Basically a more durable Gryboski or a more experienced Colon — a righthanded reliever with a huge platoon split having a bad year. This year, everyone has hit him, but traditionally he’s been good against righties (.227/.283/.333 from 2002 on) and a batting practice pitcher against lefties (.293/.379/.446), which didn’t keep Felipe Alou from trotting him out there a lot against lefties anyway. Isn’t it weird how a manager will pigeonhole a lefthanded reliever in a specialist role even if there’s no evidence he’s particularly vulnerable to righthanded hitters, but doesn’t care if a righthanded reliever turns an average lefthanded hitter into Todd Helton? Not as groundball-oriented as Gryboski is supposed to be.

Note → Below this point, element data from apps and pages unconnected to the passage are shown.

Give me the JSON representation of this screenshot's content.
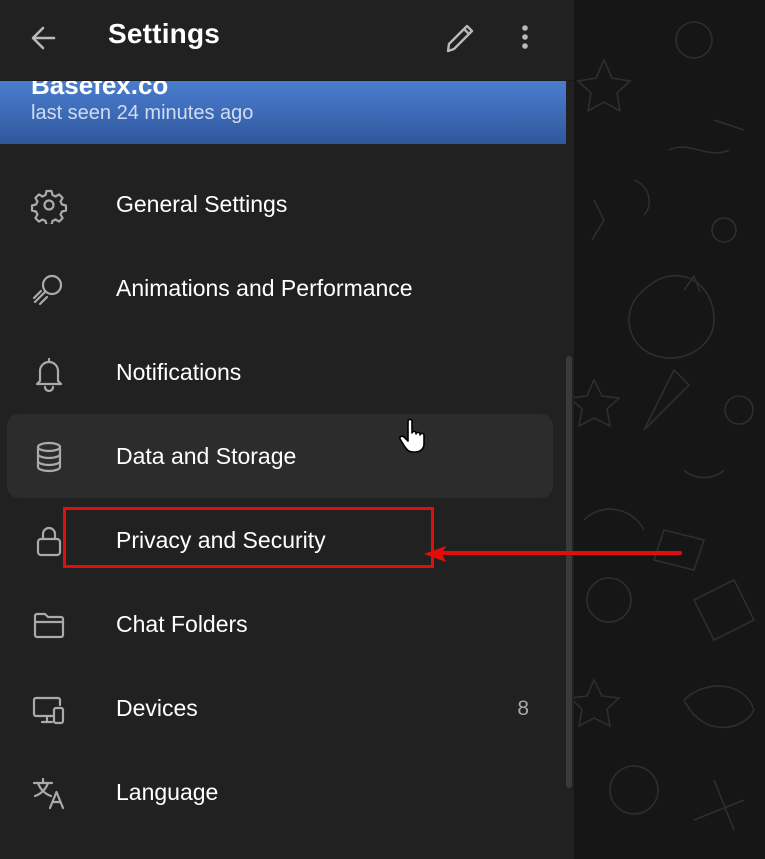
{
  "header": {
    "title": "Settings"
  },
  "profile": {
    "name": "Basefex.co",
    "status": "last seen 24 minutes ago"
  },
  "menu": {
    "items": [
      {
        "label": "General Settings",
        "icon": "gear-icon"
      },
      {
        "label": "Animations and Performance",
        "icon": "animations-icon"
      },
      {
        "label": "Notifications",
        "icon": "bell-icon"
      },
      {
        "label": "Data and Storage",
        "icon": "database-icon"
      },
      {
        "label": "Privacy and Security",
        "icon": "lock-icon"
      },
      {
        "label": "Chat Folders",
        "icon": "folder-icon"
      },
      {
        "label": "Devices",
        "icon": "devices-icon",
        "count": "8"
      },
      {
        "label": "Language",
        "icon": "translate-icon"
      }
    ]
  },
  "colors": {
    "panel": "#212121",
    "accent": "#3d6ab7",
    "annotation": "#e20d0d"
  }
}
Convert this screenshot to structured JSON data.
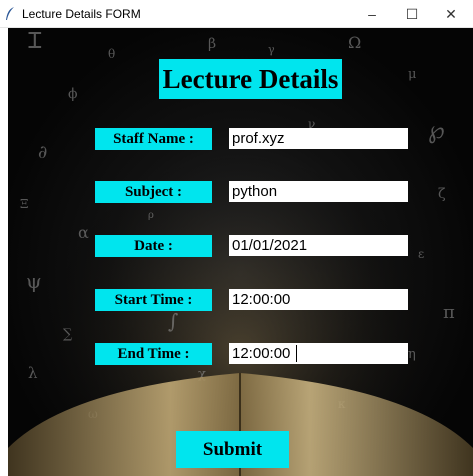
{
  "window": {
    "title": "Lecture Details FORM",
    "minimize_glyph": "–",
    "maximize_glyph": "☐",
    "close_glyph": "✕"
  },
  "form": {
    "heading": "Lecture Details",
    "fields": [
      {
        "label": "Staff Name :",
        "value": "prof.xyz"
      },
      {
        "label": "Subject :",
        "value": "python"
      },
      {
        "label": "Date :",
        "value": "01/01/2021"
      },
      {
        "label": "Start Time :",
        "value": "12:00:00"
      },
      {
        "label": "End Time :",
        "value": "12:00:00"
      }
    ],
    "submit_label": "Submit"
  },
  "colors": {
    "accent": "#00e5ee",
    "background": "#0b0b0b",
    "book_page": "#b9a06a"
  }
}
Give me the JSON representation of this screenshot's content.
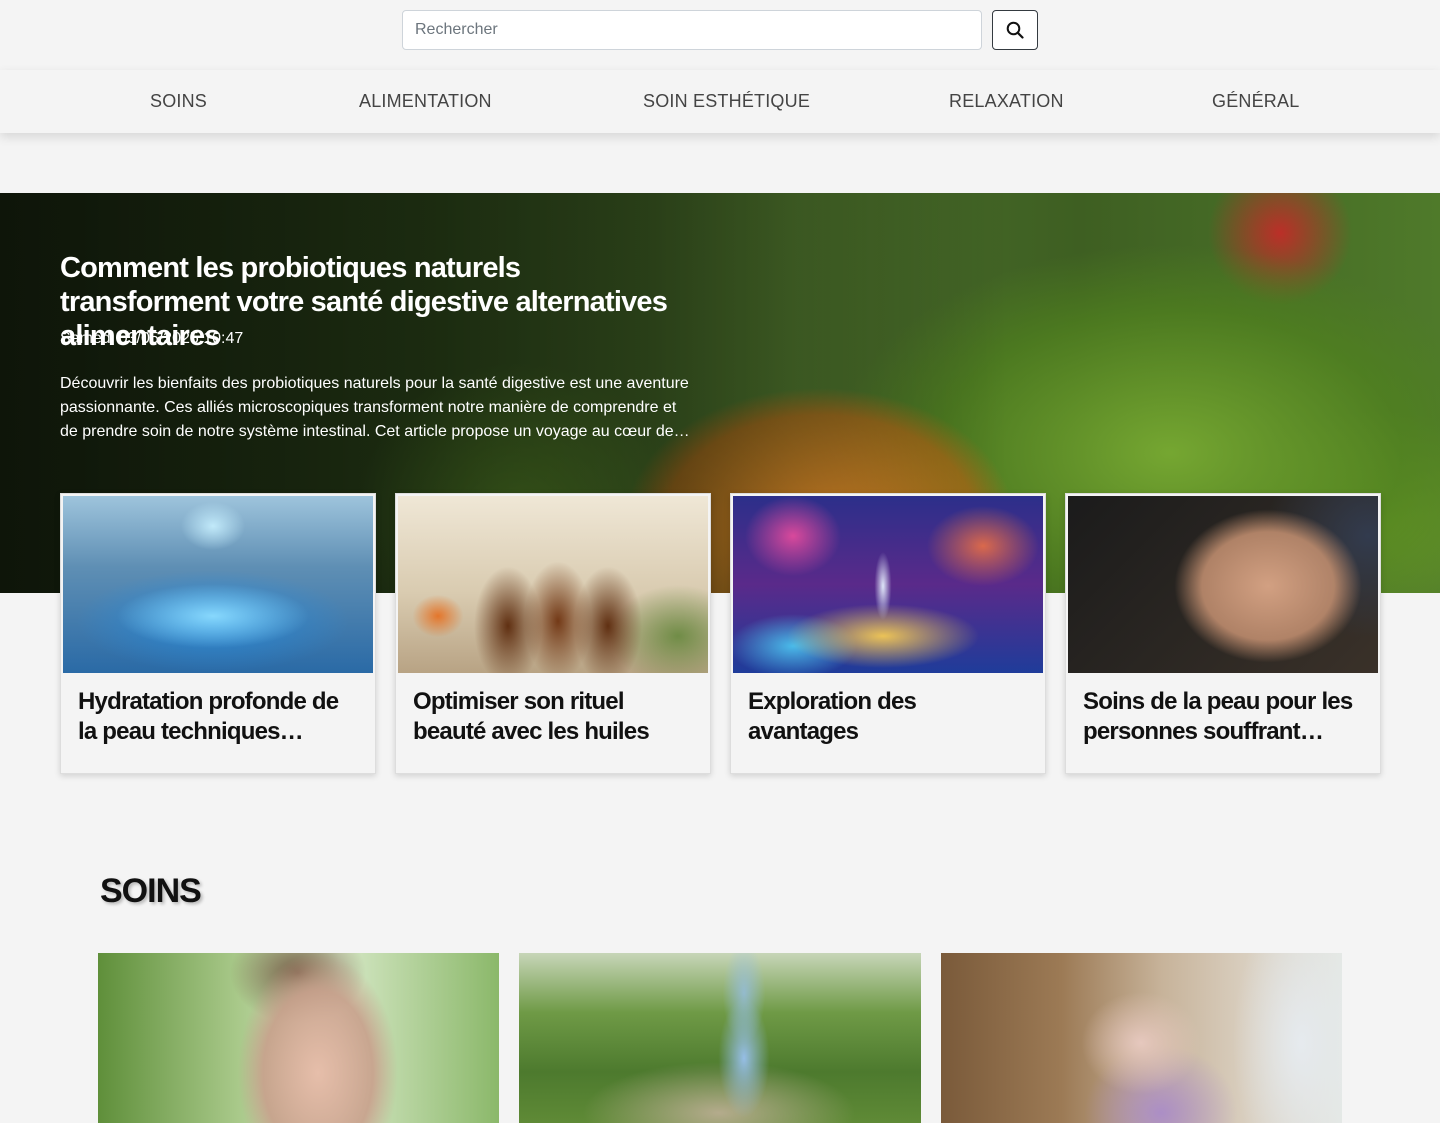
{
  "search": {
    "placeholder": "Rechercher",
    "button_icon": "search-icon"
  },
  "nav": {
    "items": [
      "SOINS",
      "ALIMENTATION",
      "SOIN ESTHÉTIQUE",
      "RELAXATION",
      "GÉNÉRAL"
    ]
  },
  "hero": {
    "title": "Comment les probiotiques naturels transforment votre santé digestive alternatives alimentaires",
    "date": "Samedi 03/05/2025 10:47",
    "excerpt": "Découvrir les bienfaits des probiotiques naturels pour la santé digestive est une aventure passionnante. Ces alliés microscopiques transforment notre manière de comprendre et de prendre soin de notre système intestinal. Cet article propose un voyage au cœur de…"
  },
  "featured": [
    {
      "title": "Hydratation profonde de la peau techniques…"
    },
    {
      "title": "Optimiser son rituel beauté avec les huiles essentielle…"
    },
    {
      "title": "Exploration des avantages psychologiques du bien-…"
    },
    {
      "title": "Soins de la peau pour les personnes souffrant…"
    }
  ],
  "section": {
    "title": "SOINS"
  },
  "colors": {
    "background": "#f4f4f4",
    "text": "#111111",
    "nav_text": "#444444"
  }
}
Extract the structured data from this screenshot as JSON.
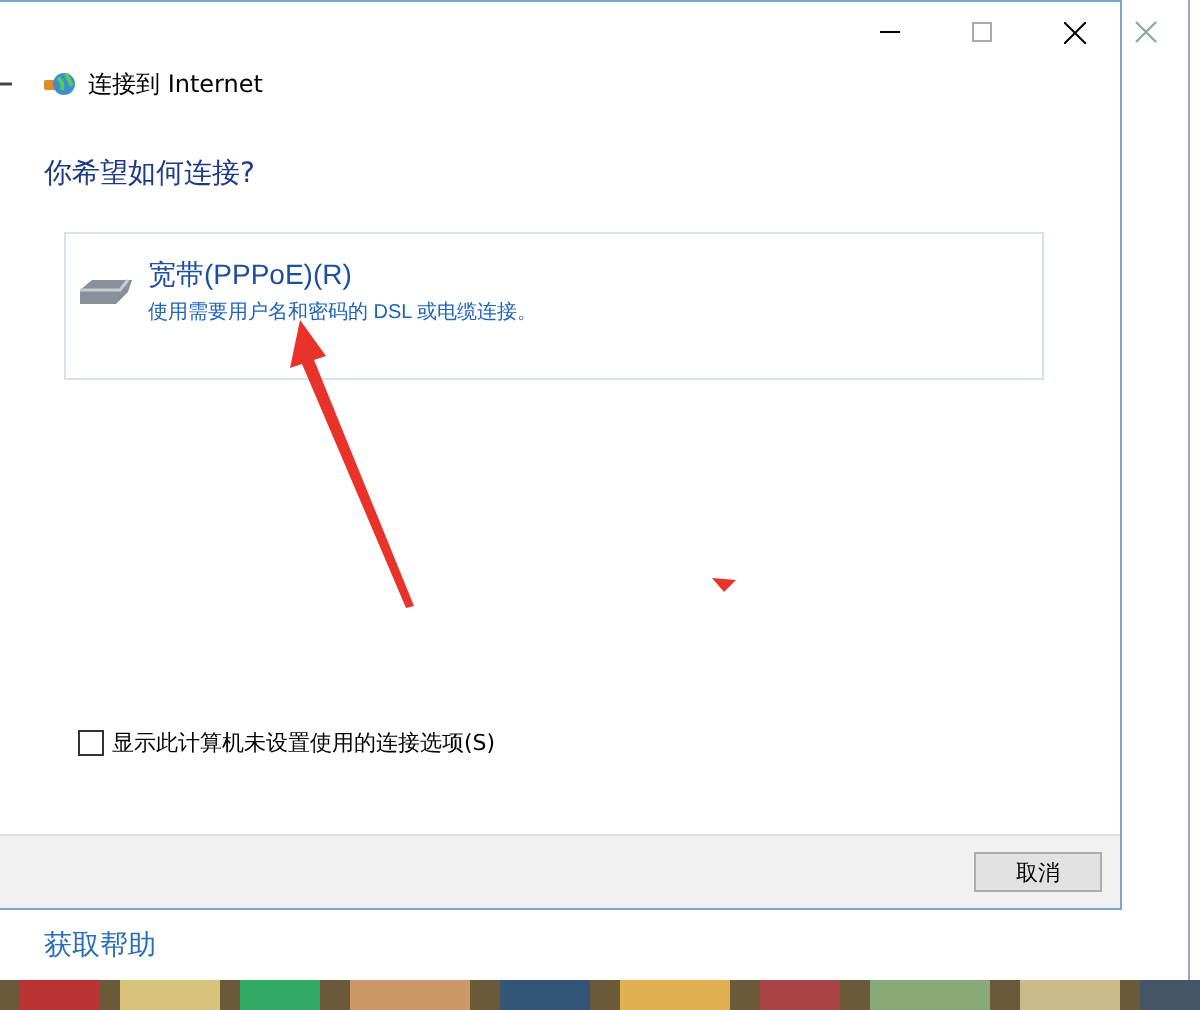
{
  "background_window": {
    "help_link": "获取帮助"
  },
  "dialog": {
    "title": "连接到 Internet",
    "heading": "你希望如何连接?",
    "options": [
      {
        "title": "宽带(PPPoE)(R)",
        "description": "使用需要用户名和密码的 DSL 或电缆连接。",
        "selected": false
      }
    ],
    "checkbox": {
      "label": "显示此计算机未设置使用的连接选项(S)",
      "checked": false
    },
    "buttons": [
      "取消"
    ]
  }
}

Brower was drafted by the Rangers in 1994 but never got to the Show with them. Released, he found himself with the Indians and made the majors in 1999. After a 2000 season where he pitched poorly, he was dealt to the Reds. He was pretty good as a swingman in 2001 (I think every pitcher in Cincinnati in the last ten years has moved between the bullpen and the rotation) and as a full-time reliever in 2002. He was then traded straight up for Bruce Chen, but who hasn’t been at one time or another? This was to the Expos, where he pitched poorly and was let go. He was worked like a dog in San Francisco in 2003-04, throwing 100 innings in 2003 (five starts) and 93 last year (all in relief, 89 appearances). It’s not surprising that he came up lame.

After a 3.29 ERA last year that wasn’t quite indicative of his pitching (he allowed eight unearned runs) he was atrocious this season, putting up a 6.53 ERA. By month, his ERAs were 5.25, 7.36, and 7.36 again. His strikeout rate is up a little but his walks are up a lot, and he’s allowing a homer every six innings. You can hope that Leo can fix him, but the odds are that it’s Dr. Andrews who will wind up getting the call here.

Jim Brower Statistics –